You are not someone who necessarily has identified previously as a capital J Journalist before, although this work clearly is a work of journalism. Talk to me about how you see yourself as a writer and how journalism factored into telling this story?
I think part of what I loved about this book was talking to people for the research, but also I really loved how at the end of it, I felt like a much more dynamic and well-rounded writer. I had never done man-on-the-street interviews before, and the idea of going up to people on a plantation and asking them what they think about slavery is not something that comes naturally to me. I kind of have to psych myself up every time in order to do that. I just think of myself as a writer.

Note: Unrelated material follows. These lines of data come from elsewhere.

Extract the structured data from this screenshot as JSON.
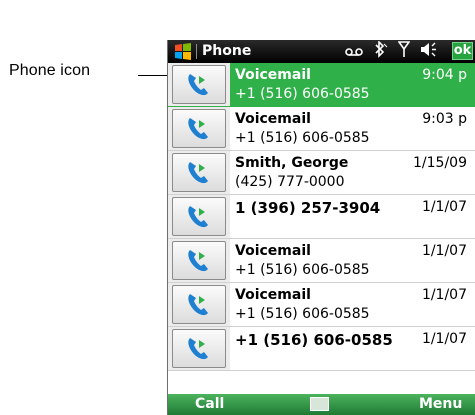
{
  "callout": {
    "label": "Phone icon"
  },
  "titlebar": {
    "title": "Phone",
    "ok_label": "ok",
    "icons": [
      "voicemail-icon",
      "bluetooth-icon",
      "signal-icon",
      "speaker-icon"
    ]
  },
  "calls": [
    {
      "name": "Voicemail",
      "number": "+1 (516) 606-0585",
      "date": "9:04 p",
      "selected": true
    },
    {
      "name": "Voicemail",
      "number": "+1 (516) 606-0585",
      "date": "9:03 p",
      "selected": false
    },
    {
      "name": "Smith, George",
      "number": "(425) 777-0000",
      "date": "1/15/09",
      "selected": false
    },
    {
      "name": "1 (396) 257-3904",
      "number": "",
      "date": "1/1/07",
      "selected": false
    },
    {
      "name": "Voicemail",
      "number": "+1 (516) 606-0585",
      "date": "1/1/07",
      "selected": false
    },
    {
      "name": "Voicemail",
      "number": "+1 (516) 606-0585",
      "date": "1/1/07",
      "selected": false
    },
    {
      "name": "+1 (516) 606-0585",
      "number": "",
      "date": "1/1/07",
      "selected": false
    }
  ],
  "menubar": {
    "left_softkey": "Call",
    "right_softkey": "Menu"
  },
  "colors": {
    "accent": "#2fb049",
    "titlebar": "#000000"
  }
}
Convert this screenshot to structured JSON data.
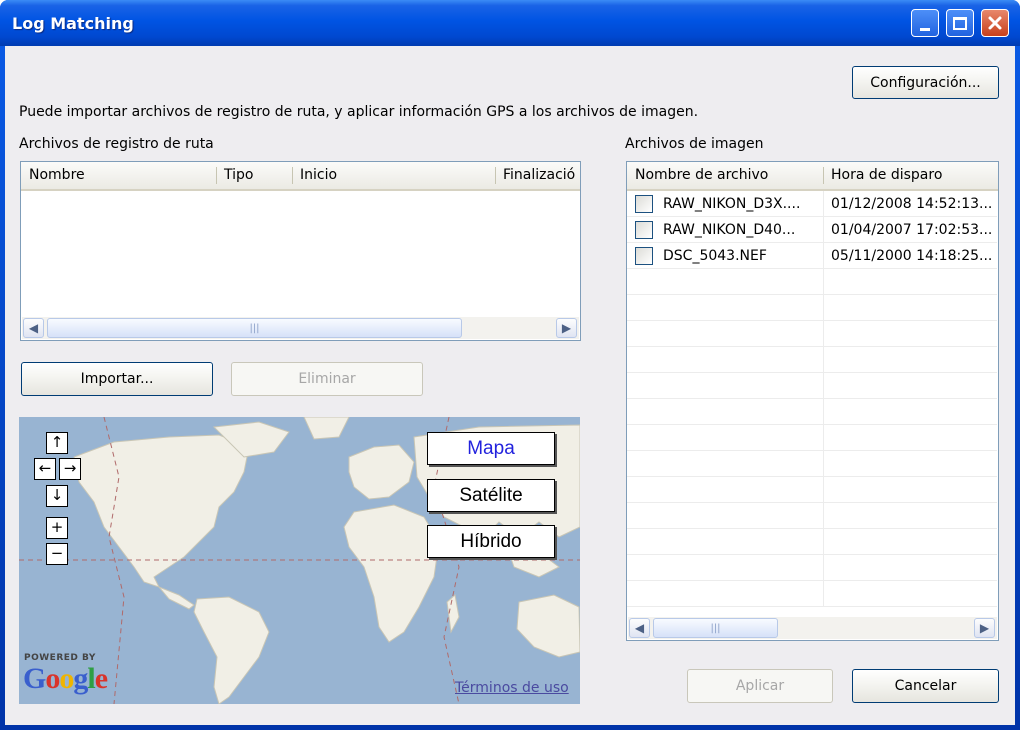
{
  "window": {
    "title": "Log Matching"
  },
  "description": "Puede importar archivos de registro de ruta, y aplicar información GPS a los archivos de imagen.",
  "buttons": {
    "config": "Configuración...",
    "import": "Importar...",
    "delete": "Eliminar",
    "apply": "Aplicar",
    "cancel": "Cancelar"
  },
  "logs": {
    "label": "Archivos de registro de ruta",
    "columns": [
      "Nombre",
      "Tipo",
      "Inicio",
      "Finalizació"
    ],
    "rows": []
  },
  "images": {
    "label": "Archivos de imagen",
    "columns": [
      "Nombre de archivo",
      "Hora de disparo"
    ],
    "rows": [
      {
        "name": "RAW_NIKON_D3X....",
        "time": "01/12/2008 14:52:13...",
        "checked": false
      },
      {
        "name": "RAW_NIKON_D40...",
        "time": "01/04/2007 17:02:53...",
        "checked": false
      },
      {
        "name": "DSC_5043.NEF",
        "time": "05/11/2000 14:18:25...",
        "checked": false
      }
    ]
  },
  "map": {
    "types": [
      "Mapa",
      "Satélite",
      "Híbrido"
    ],
    "selected_type": "Mapa",
    "selected_color": "#2222dd",
    "powered_by": "POWERED BY",
    "brand": "Google",
    "terms": "Términos de uso"
  },
  "scrollbar": {
    "grip": "|||"
  }
}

There’s a version of this book in which I go to all of these different places and then offer sort of personal essayistic reflections on each of them. I think that book would’ve been fine, but I think what made the book what it was, was the history, in conversation with the conversations, in conversation with my reflections on both of those. What I wanted to do was write a book of narrative nonfiction and a book of history that felt like a novel.
That means I am the protagonist of the story, and you are on this literal journey with me to these different places. That demands that I reveal some level of interiority, in which you are getting my own moments where I’m excited, moments when I’m surprised, moments where I’m scared, when I’m sharing that with the reader. It also includes a cast of characters who add depth and perspective and a plurality of sensibilities to the story.

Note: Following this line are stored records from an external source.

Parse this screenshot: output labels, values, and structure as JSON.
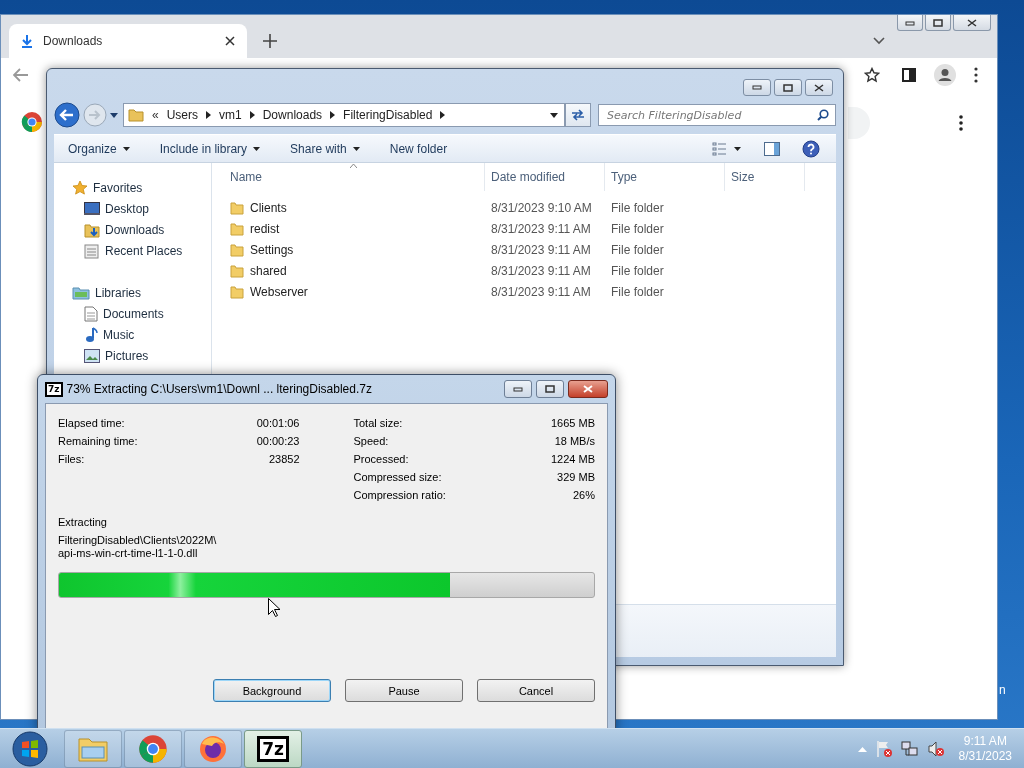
{
  "browser": {
    "tabs": [
      {
        "label": "Downloads",
        "selected": true
      }
    ]
  },
  "desktop": {
    "label_fragment": "n"
  },
  "explorer": {
    "address_overflow": "«",
    "breadcrumb": [
      "Users",
      "vm1",
      "Downloads",
      "FilteringDisabled"
    ],
    "search": {
      "placeholder": "Search FilteringDisabled"
    },
    "toolbar": [
      {
        "label": "Organize",
        "has_menu": true
      },
      {
        "label": "Include in library",
        "has_menu": true
      },
      {
        "label": "Share with",
        "has_menu": true
      },
      {
        "label": "New folder",
        "has_menu": false
      }
    ],
    "sidebar": [
      {
        "label": "Favorites",
        "kind": "favorites",
        "items": [
          {
            "label": "Desktop",
            "kind": "desktop"
          },
          {
            "label": "Downloads",
            "kind": "downloads"
          },
          {
            "label": "Recent Places",
            "kind": "recent"
          }
        ]
      },
      {
        "label": "Libraries",
        "kind": "libraries",
        "items": [
          {
            "label": "Documents",
            "kind": "documents"
          },
          {
            "label": "Music",
            "kind": "music"
          },
          {
            "label": "Pictures",
            "kind": "pictures"
          }
        ]
      }
    ],
    "columns": [
      "Name",
      "Date modified",
      "Type",
      "Size"
    ],
    "rows": [
      {
        "name": "Clients",
        "date": "8/31/2023 9:10 AM",
        "type": "File folder"
      },
      {
        "name": "redist",
        "date": "8/31/2023 9:11 AM",
        "type": "File folder"
      },
      {
        "name": "Settings",
        "date": "8/31/2023 9:11 AM",
        "type": "File folder"
      },
      {
        "name": "shared",
        "date": "8/31/2023 9:11 AM",
        "type": "File folder"
      },
      {
        "name": "Webserver",
        "date": "8/31/2023 9:11 AM",
        "type": "File folder"
      }
    ]
  },
  "extract_dialog": {
    "icon_label": "7z",
    "title": "73% Extracting C:\\Users\\vm1\\Downl ... lteringDisabled.7z",
    "stats_left": [
      {
        "label": "Elapsed time:",
        "value": "00:01:06"
      },
      {
        "label": "Remaining time:",
        "value": "00:00:23"
      },
      {
        "label": "Files:",
        "value": "23852"
      }
    ],
    "stats_right": [
      {
        "label": "Total size:",
        "value": "1665 MB"
      },
      {
        "label": "Speed:",
        "value": "18 MB/s"
      },
      {
        "label": "Processed:",
        "value": "1224 MB"
      },
      {
        "label": "Compressed size:",
        "value": "329 MB"
      },
      {
        "label": "Compression ratio:",
        "value": "26%"
      }
    ],
    "status_label": "Extracting",
    "current_file": [
      "FilteringDisabled\\Clients\\2022M\\",
      "api-ms-win-crt-time-l1-1-0.dll"
    ],
    "progress": {
      "level": 0.73
    },
    "buttons": [
      {
        "label": "Background",
        "default": true
      },
      {
        "label": "Pause",
        "default": false
      },
      {
        "label": "Cancel",
        "default": false
      }
    ]
  },
  "taskbar": {
    "apps": [
      {
        "kind": "explorer",
        "selected": false
      },
      {
        "kind": "chrome",
        "selected": false
      },
      {
        "kind": "firefox",
        "selected": false
      },
      {
        "kind": "sevenzip",
        "label": "7z",
        "selected": true
      }
    ],
    "clock": {
      "time": "9:11 AM",
      "date": "8/31/2023"
    }
  }
}
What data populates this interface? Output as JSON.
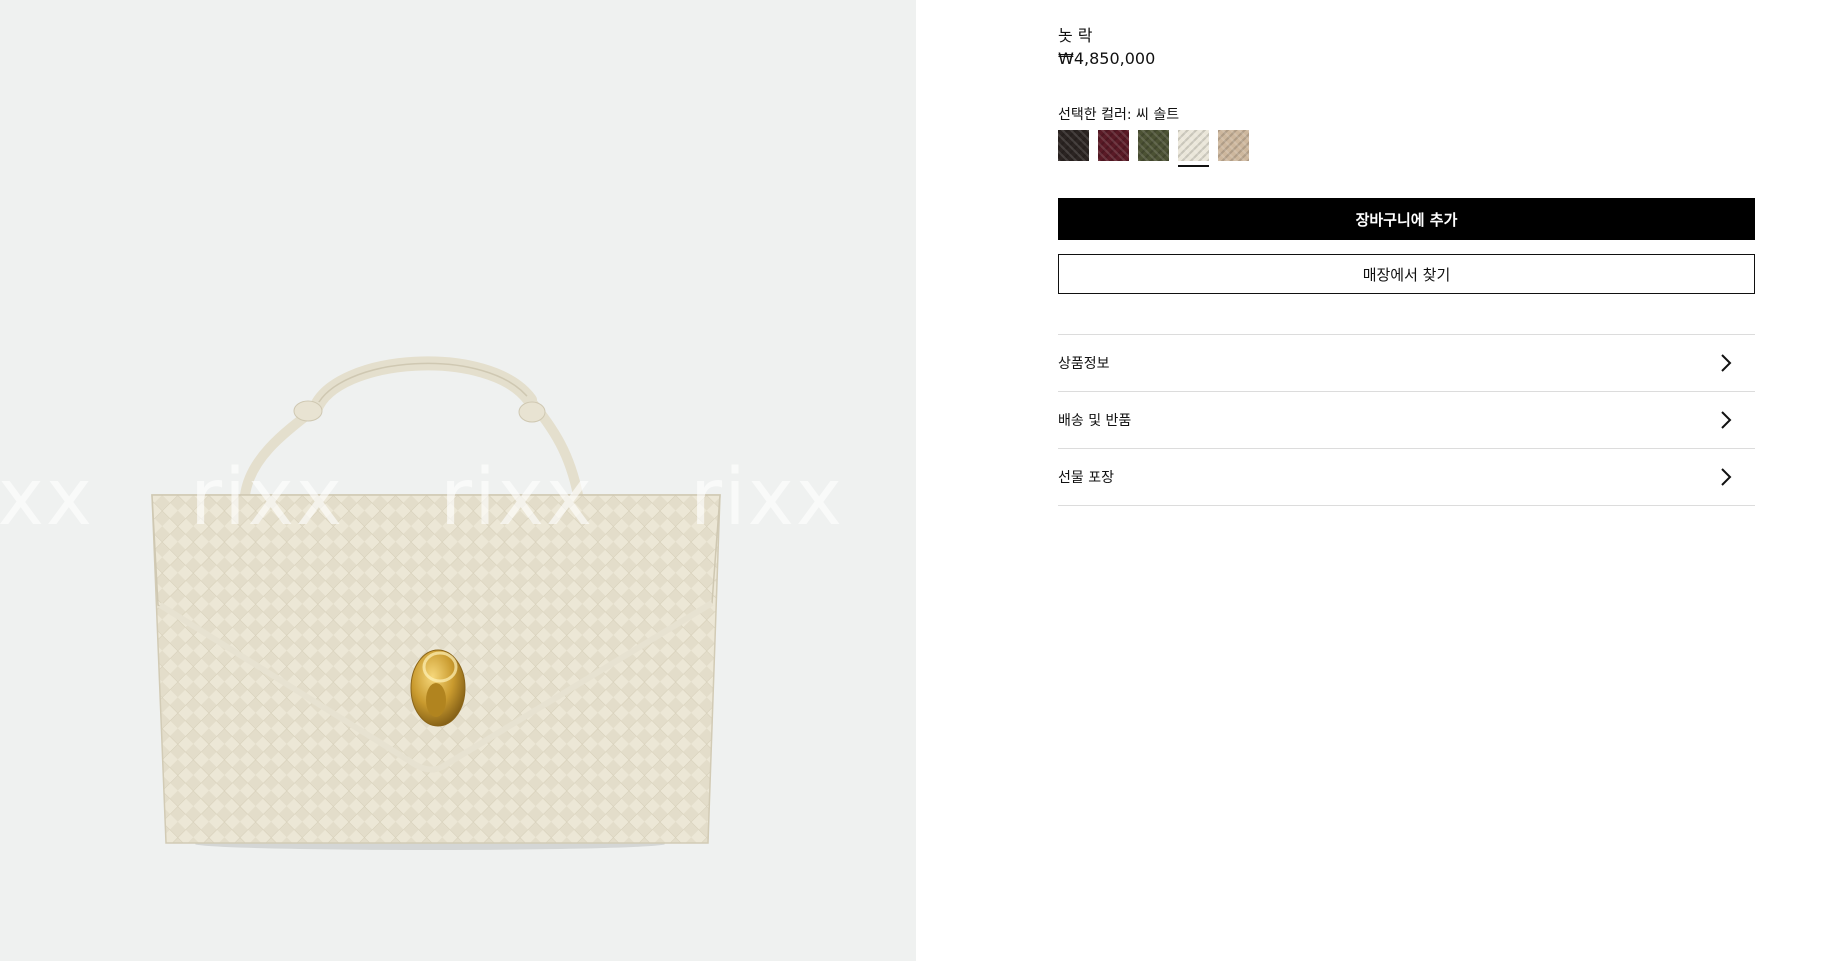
{
  "gallery": {
    "watermark_text": "rixx"
  },
  "product": {
    "name": "놋 락",
    "price": "₩4,850,000"
  },
  "color_selector": {
    "label": "선택한 컬러: 씨 솔트",
    "swatches": [
      {
        "color": "#2b2422",
        "selected": false
      },
      {
        "color": "#5a1a26",
        "selected": false
      },
      {
        "color": "#4c5234",
        "selected": false
      },
      {
        "color": "#eae6d9",
        "selected": true
      },
      {
        "color": "#cdb79d",
        "selected": false
      }
    ]
  },
  "actions": {
    "add_to_cart": "장바구니에 추가",
    "find_in_store": "매장에서 찾기"
  },
  "accordion": {
    "items": [
      {
        "label": "상품정보",
        "icon": "chevron-right-icon"
      },
      {
        "label": "배송 및 반품",
        "icon": "chevron-right-icon"
      },
      {
        "label": "선물 포장",
        "icon": "chevron-right-icon"
      }
    ]
  },
  "colors": {
    "image_bg": "#eff1f0",
    "primary_button_bg": "#000000",
    "primary_button_text": "#ffffff"
  }
}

Now reporting is such a profoundly important piece of all of my writing. It has added something to my toolkit that I previously did not have that I think has made me a much better writer. The impulse to physically visit places and have conversations about the ideas that I’m wrestling with is as important as reading any book. It is as important as my own personal commentary. I love to write across genre and across discipline, whether it’s using poetry or reporting. I think like so many in the Black intellectual tradition, I think you just use whatever tool you can to answer the questions that you’re asking.
What are you reading?

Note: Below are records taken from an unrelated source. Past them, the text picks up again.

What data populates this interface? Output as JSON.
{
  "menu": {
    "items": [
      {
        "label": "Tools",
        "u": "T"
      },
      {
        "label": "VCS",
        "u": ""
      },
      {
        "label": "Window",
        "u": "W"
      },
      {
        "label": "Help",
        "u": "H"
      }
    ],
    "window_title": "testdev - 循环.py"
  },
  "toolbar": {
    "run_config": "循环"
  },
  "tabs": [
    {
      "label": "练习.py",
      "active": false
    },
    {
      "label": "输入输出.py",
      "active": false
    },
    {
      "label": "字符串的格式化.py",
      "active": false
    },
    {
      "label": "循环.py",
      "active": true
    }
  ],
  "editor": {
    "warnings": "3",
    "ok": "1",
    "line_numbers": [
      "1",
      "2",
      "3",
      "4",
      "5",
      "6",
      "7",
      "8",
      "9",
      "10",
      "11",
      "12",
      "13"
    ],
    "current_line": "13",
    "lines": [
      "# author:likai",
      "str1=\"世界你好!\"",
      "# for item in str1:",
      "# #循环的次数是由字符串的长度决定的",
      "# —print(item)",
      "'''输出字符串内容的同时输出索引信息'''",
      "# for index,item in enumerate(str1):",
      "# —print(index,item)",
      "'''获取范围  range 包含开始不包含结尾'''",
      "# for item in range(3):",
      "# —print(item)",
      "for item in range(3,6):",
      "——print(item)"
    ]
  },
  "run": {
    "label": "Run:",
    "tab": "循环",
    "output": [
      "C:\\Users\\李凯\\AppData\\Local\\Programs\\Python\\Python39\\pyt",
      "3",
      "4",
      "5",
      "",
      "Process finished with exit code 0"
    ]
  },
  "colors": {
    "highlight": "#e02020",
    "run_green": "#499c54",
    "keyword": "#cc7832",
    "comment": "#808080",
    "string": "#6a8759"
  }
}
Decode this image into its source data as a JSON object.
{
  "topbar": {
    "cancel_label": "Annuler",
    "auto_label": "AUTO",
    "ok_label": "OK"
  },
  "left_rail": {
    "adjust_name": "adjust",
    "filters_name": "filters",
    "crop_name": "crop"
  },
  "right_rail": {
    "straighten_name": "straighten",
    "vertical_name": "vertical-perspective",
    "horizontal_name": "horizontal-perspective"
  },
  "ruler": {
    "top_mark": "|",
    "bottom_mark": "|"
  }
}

I just finished Ron Chernow’s Ulysses S. Grant biography, which was incredible. When you write a book like this, you spend a lot of time reading a chapter or two of books that you wanted to spend more time on. I hadn’t had the opportunity to do a real in-depth dive on Grant in the way that I would’ve wanted to, but I listened to this incredible podcast, 1865, and season two is focused on the presidency of Grant. I think Grant was always sort of overshadowed by the legacy of Lincoln, in the way that I had been taught. Writing the book and then listening to this podcast really piqued my interest. Grant is a really remarkable historical figure who I think is getting his due more now than he has in previous decades.
As the Union general, he beat the Confederacy, he beat the first iteration of the Ku Klux Klan. He arguably did more to support newly emancipated, free people than many other people in his position might have at that time. He wrote his memoirs while dying of throat cancer. He was basically a broke store owner or store clerk when he became drafted into the Union army or became part of the Union army. His entire story, the way he grappled with alcoholism—it’s just so fascinating. It was just a beautiful, compelling narrative. That and David Blight’s Frederick Douglass book are probably now my two favorite biographies that I’ve read.